Department of Biosciences
- Durham Centre for Bioimaging Technology
Department of Physics
- Centre for Advanced Instrumentation
- Vision Science
- Adaptive Optics
- Liquid Crystal Technology
- Computer Graphics
- Astronomical Instrumentation
L1 Foundations of Physics: Classical Mechanics I(10 hours/year.)
- Zannoli, Marina, Love, Gordon D., Narain, Rahul & Banks, Martin S. (2016). Blur and the Perception of Depth at Occlusions. Journal of Vision 16(6): 17.
- Johnson, Paul V., Parnell, Jared AQ., Kim, Joohwan, Saunter, Christopher D., Love, Gordon D. & Banks, Martin S. (2016). Dynamic lens and monovision 3D displays to improve viewer comfort. Optics Express 24(11): 11808-11827.
- Banks, Martin S., Sprague, William W., Schmoll, Jurgen, Parnell, Jared A. Q. & Love, Gordon D. (2015). Why do animal eyes have pupils of different shapes?. Science Advances 1(7): e1500391.
- Mitchell, T.J., Saunter, C.D., O'Nions, W., Girkin, J.M. & Love, G.D. (2014). Quantitative High Dynamic Range Beam Proling for Fluorescence Microscopy. Review of Scientific Instruments 85(10): 103713.
- Cashmore, M.T., Hall, S.R.G. & Love, G.D. (2014). Traceable interferometry using binary reconfigurable holograms. Applied Optics 53(24): 5353-5358.
- Lavery, Martin PJ, Robertson, David J, Berkhout, Gregorius CG, Love, Gordon D, Padgett, Miles J & Courtial, Johannes (2012). Refractive elements for the measurement of the orbital angular momentum of a single photon. Optics express 20(3): 2110-2115.
- Young, Laura K., Liversedge, Simon P., Love, Gordon D., Myers, Richard M. & Smithson, Hannah E. (2011). Not all aberrations are equal: Reading impairment depends on aberration type and magnitude. Journal of Vision 11(13): 20.
- Love, Gordon D., Hoffman, David M., Hands, Philip J.W., Gao, James, Kirby, Andrew K. & Banks, Martin S. (2009). High-speed switchable lens enables the development of a volumetric stereoscopic display. Optics Express 17(18): 15716-15725.
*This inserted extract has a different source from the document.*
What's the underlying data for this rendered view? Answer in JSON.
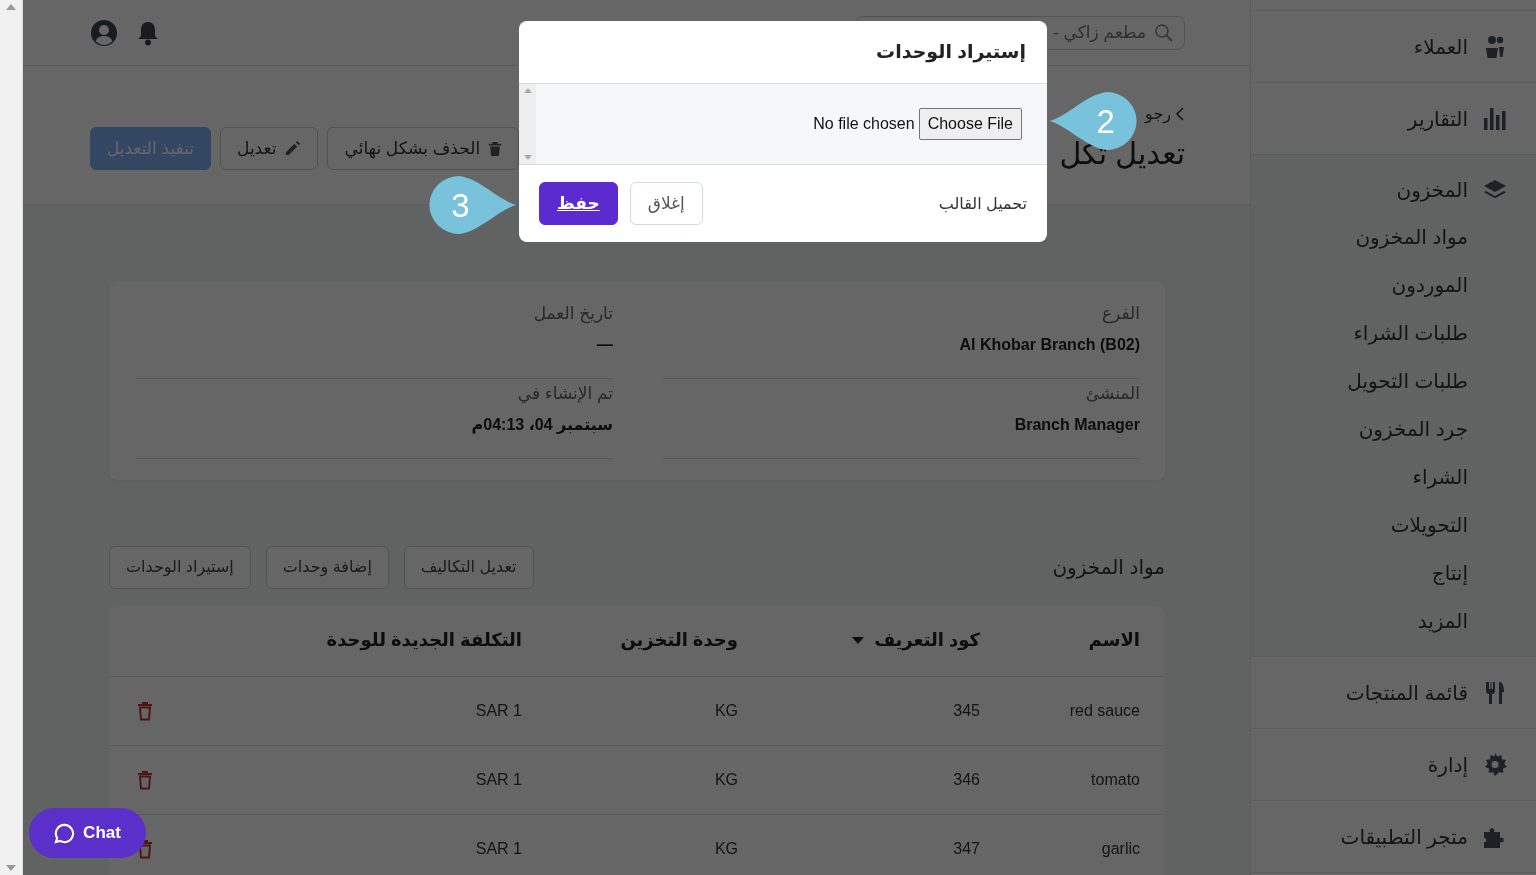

- Taylor, J.M., Wong, L.Y., Bain, C.D. & Love, G.D. (2008). Emergent properties in optically bound matter. Optics Express 16(10): 6921-6929.
Available for media contact about:
- Visualisation / 3D displays:
- Advanced Instrumentation:
- Vision / eye movement:
- 2015: MEASURING FOCUS WITH FLICKER AS A DIAGNOSTIC AID FOR OPTOMETRISTS (£27568.46 from Epsrc)
- 2015: Telescopic Windows: low vision scope to cloaks (£418041.28 from Epsrc)
- 2014: Scientific Properties of Complex Knots (£337854.00 from Leverhulme Trust)
- 2013: A programme of astronomical instrumentation and high energy astrophysics at Durham 2013-2015 (£961829.80 from STFC)
- 2012: Comfortable stereoscopic displays: A pre-commercial prototype (£19983.00 from Epsrc)